Climate Change and Green Infrastructure
Cities are hugely impacted by the growing threat of climate change. Built environments have less green areas, which can lead to increased temperatures because less cooling occurs through evaporation, and increased impermeable surfaces that lead to an increase in water runoff. One solution to improving city environments is green infrastructure. Green infrastructure looks at the natural environment and highlights its function, while using regulatory or planning policy to ensure important natural areas are protected. It also includes the idea of multifunctionality, where different functions and activities are integrated on the same piece of land to increase efficiency and sustainability.
Everyone is impacted by climate change; however, those least able to cope are disproportionately impacted by negative health effects associated with climate change. Those less resilient are often already socially marginalized communities, like racial minorities, the elderly, children, those with pre-existing conditions, the physically and mentally disabled, and the poor. Individuals who live in large cities also face an increased risk of associated health problems due to the built environment that amplifies climate change effects. These include hotter temperatures from the urban heat island effect, and increase flooding from storm water due to the high prevalence of impermeable surfaces. Degraded air quality is another concern in urban communities, creating urban “canyons” and stagnant air masses. The risks include things like: increased temperatures that can lead to heat stroke or problems with asthma, extreme weather that can lead to flooding from increased water runoff, injuries, or infectious diseases, degraded air quality that can cause respiratory disorders. Improving green infrastructure can help decrease the risk of many climate change associated health problems for city dwelling populations.
There are many different ways to promote green infrastructure. One simple way is to increase green areas such as parks and roadside areas. Increasing bike lanes and green areas can lead to a transportation shift to walking, biking, or public transit use, decreasing carbon monoxide emissions and improving air quality. Buildings can also be retrofitted or built to run more efficiently and be more self-sufficient in terms of energy. Cities can use LED street and traffic lights as well as promote more energy-efficient transportation like electric buses to reduce their energy use and emissions. In addition, municipalities can improve their waste management program to reduce landfill and methane release as well as use greywater systems to reduce water waste.

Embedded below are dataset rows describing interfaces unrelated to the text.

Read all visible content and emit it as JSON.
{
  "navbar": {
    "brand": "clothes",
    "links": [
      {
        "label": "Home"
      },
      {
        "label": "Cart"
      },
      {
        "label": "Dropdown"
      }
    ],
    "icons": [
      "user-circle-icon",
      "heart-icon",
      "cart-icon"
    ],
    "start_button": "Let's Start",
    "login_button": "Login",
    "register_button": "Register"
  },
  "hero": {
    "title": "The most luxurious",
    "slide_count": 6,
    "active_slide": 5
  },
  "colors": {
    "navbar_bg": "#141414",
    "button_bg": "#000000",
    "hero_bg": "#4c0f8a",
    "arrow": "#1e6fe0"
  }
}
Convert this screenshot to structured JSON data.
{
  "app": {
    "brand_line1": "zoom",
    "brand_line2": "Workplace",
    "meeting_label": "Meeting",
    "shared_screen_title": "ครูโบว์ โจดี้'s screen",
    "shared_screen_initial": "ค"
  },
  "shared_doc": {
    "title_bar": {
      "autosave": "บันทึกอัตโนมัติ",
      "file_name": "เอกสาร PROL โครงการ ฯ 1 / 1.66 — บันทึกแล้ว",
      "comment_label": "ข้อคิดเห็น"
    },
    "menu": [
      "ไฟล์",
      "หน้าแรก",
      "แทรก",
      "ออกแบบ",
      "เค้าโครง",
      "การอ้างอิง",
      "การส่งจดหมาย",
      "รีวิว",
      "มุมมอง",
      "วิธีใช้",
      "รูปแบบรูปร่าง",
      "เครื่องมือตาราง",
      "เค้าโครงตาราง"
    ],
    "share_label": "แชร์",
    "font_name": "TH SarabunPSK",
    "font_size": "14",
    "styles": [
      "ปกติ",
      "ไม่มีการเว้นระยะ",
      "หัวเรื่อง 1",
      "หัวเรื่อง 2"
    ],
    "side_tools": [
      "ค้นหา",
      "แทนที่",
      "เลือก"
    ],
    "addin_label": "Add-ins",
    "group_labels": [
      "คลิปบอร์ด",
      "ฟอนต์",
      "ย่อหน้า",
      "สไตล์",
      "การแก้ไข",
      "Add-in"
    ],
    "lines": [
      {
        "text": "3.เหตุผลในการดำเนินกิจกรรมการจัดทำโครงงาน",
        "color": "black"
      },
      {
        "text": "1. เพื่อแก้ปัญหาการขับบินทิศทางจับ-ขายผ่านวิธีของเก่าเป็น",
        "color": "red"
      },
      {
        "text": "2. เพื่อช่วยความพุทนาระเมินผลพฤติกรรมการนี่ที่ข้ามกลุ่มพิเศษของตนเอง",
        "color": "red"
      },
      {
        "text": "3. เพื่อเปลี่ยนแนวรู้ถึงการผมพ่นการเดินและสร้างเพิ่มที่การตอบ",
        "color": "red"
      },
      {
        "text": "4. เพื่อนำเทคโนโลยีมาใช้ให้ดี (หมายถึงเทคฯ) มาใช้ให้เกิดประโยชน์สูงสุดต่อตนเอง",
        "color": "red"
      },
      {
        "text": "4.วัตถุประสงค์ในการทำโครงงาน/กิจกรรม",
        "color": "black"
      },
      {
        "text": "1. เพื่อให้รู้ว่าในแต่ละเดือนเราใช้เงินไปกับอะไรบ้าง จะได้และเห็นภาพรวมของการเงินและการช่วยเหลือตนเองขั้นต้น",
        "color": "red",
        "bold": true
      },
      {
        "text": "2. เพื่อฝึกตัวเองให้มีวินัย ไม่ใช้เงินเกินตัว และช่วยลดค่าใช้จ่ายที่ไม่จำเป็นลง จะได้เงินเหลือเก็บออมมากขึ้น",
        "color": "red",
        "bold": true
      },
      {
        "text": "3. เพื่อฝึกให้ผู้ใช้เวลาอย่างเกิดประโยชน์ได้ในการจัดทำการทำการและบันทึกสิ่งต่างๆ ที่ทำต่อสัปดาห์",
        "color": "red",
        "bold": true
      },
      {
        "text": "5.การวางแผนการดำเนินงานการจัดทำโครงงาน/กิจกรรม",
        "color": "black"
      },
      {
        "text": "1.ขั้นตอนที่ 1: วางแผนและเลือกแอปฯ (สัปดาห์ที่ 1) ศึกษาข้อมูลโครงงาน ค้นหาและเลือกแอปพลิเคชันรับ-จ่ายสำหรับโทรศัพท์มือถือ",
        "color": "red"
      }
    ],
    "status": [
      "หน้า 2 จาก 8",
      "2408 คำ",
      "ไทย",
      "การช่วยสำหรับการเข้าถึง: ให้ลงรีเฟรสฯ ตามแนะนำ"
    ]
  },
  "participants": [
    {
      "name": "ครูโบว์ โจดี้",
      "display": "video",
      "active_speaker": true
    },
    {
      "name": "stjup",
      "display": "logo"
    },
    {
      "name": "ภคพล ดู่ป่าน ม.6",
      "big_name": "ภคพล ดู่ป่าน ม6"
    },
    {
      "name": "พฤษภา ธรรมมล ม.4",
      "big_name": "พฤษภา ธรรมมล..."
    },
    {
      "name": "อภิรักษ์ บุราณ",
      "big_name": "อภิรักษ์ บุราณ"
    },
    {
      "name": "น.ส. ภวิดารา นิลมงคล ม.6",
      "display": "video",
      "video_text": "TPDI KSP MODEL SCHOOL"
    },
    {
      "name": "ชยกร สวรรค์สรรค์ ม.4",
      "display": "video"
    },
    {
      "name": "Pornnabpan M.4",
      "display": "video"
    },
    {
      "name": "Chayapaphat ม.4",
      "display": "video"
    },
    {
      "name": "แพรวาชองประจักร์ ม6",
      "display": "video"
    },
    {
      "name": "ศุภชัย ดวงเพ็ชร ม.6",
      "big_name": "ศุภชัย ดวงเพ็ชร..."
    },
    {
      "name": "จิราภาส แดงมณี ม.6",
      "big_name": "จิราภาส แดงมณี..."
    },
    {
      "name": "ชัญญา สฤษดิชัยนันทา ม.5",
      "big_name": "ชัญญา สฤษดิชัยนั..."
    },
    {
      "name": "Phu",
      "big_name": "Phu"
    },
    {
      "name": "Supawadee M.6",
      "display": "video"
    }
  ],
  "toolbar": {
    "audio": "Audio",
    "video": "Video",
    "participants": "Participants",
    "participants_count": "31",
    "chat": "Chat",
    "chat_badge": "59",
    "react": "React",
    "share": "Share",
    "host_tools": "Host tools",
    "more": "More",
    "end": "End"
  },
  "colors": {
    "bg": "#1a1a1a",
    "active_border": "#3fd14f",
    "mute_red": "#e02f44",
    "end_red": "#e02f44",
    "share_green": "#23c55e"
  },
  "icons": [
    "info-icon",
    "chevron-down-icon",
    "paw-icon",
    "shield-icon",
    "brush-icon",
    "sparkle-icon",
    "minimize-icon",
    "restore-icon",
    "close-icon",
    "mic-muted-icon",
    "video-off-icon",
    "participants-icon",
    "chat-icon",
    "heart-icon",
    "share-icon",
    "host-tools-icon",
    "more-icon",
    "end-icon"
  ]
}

Increasing green infrastructure can make a large impact in the health and safety of a city’s population. Increasing the built environment’s efficiency and outputs can reduce emissions and waste while increasing green areas and safety.
Jackie owns an apartment complex that was built in the 1960s. She knows that older buildings aren’t very energy efficient, so Jackie decides to retrofit the building using green practices. She begins with an easy change – adding recycling bins in the trash room. Next, Jackie moves on to building-wide improvements. She removes all the old appliances, replacing them with energy star appliances. Leaky windows and doors were sealed. Programmable thermostats are installed, so their heaters can be set to turn on when residents are at home and awake.
- Building energy efficiency (thermostats, energy star appliances, leaky windows/doors)
- Building water efficiency (faucets, showerhead, toilet, dishwasher)
- Water-efficient landscaping (plant species/density, use of captured rainwater, irrigation efficiency)
- On-site renewable energy sources (solar panels)
- Page last reviewed: December 12, 2012
- Page last updated: December 12, 2012
- Content source:
- Centers for Disease Control and Prevention
- Page maintained by: Division of Public Affairs (DPA), Office of the Associate Director for Communication (OADC)